Your goal:
Establish the number of lines below that contain the string "username". State that number alone.

[Page and application data records]

┌──

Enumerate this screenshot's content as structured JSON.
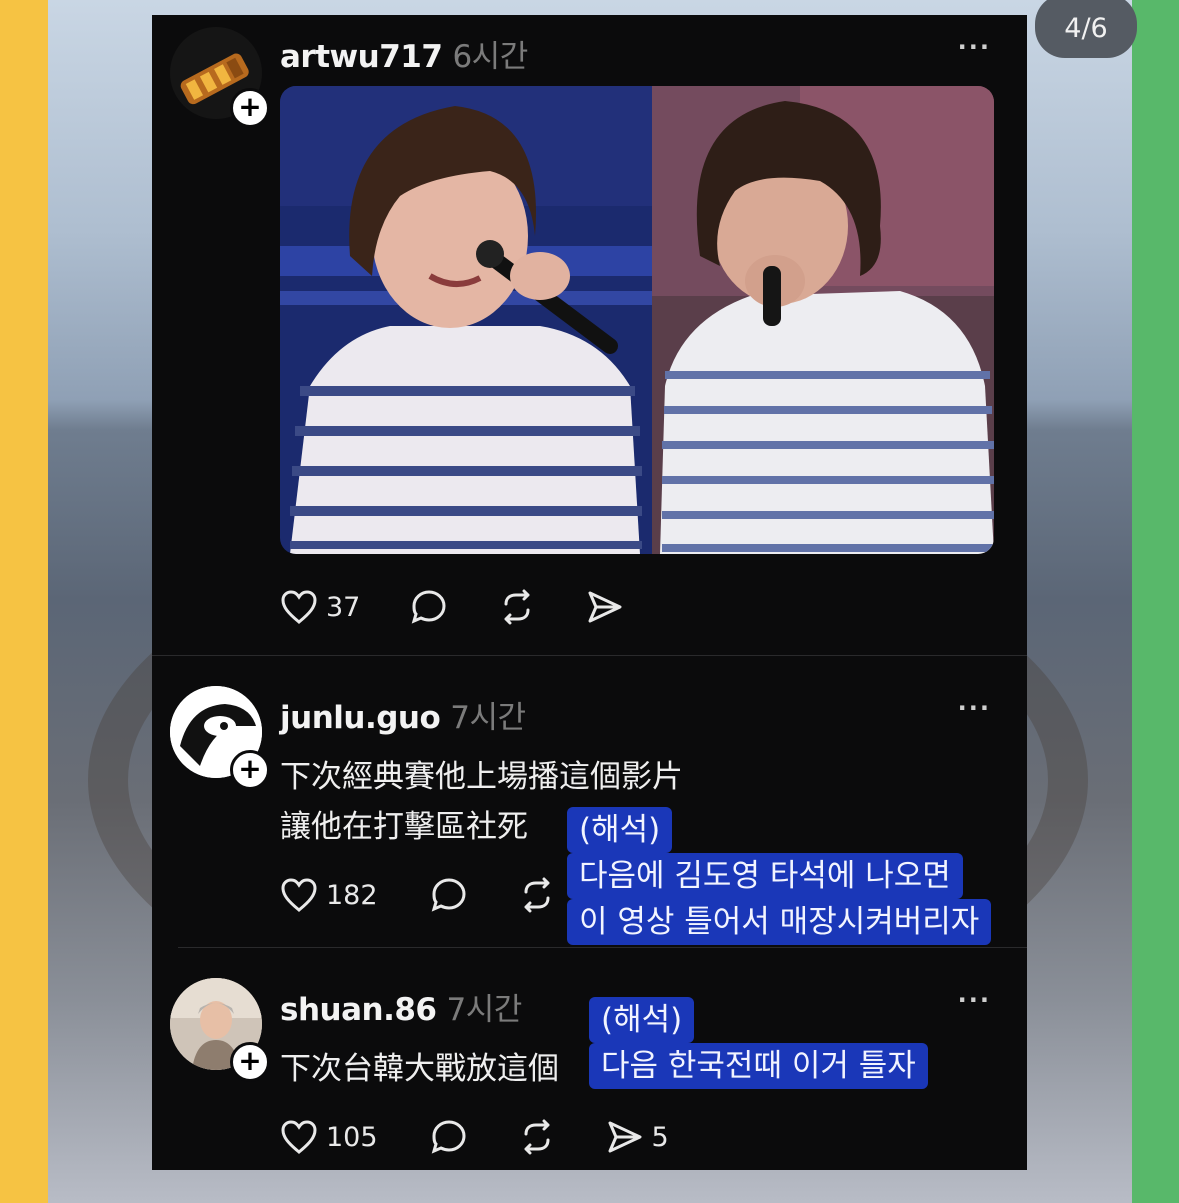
{
  "page_counter": "4/6",
  "posts": [
    {
      "username": "artwu717",
      "time": "6시간",
      "text": "",
      "likes": "37",
      "shares": ""
    },
    {
      "username": "junlu.guo",
      "time": "7시간",
      "text_line1": "下次經典賽他上場播這個影片",
      "text_line2": "讓他在打擊區社死",
      "likes": "182"
    },
    {
      "username": "shuan.86",
      "time": "7시간",
      "text_line1": "下次台韓大戰放這個",
      "likes": "105",
      "shares": "5"
    }
  ],
  "annotations": {
    "first": {
      "line1": "(해석)",
      "line2": "다음에 김도영 타석에 나오면",
      "line3": "이 영상 틀어서 매장시켜버리자"
    },
    "second": {
      "line1": "(해석)",
      "line2": "다음 한국전때 이거 틀자"
    }
  },
  "more_label": "···",
  "icons": [
    "heart-icon",
    "comment-icon",
    "repost-icon",
    "share-icon",
    "plus-icon"
  ],
  "colors": {
    "card_bg": "#0b0b0c",
    "annotation_bg": "#1a37b8",
    "left_strip": "#f6c343",
    "right_strip": "#58b86a"
  }
}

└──

Answer to this task:
3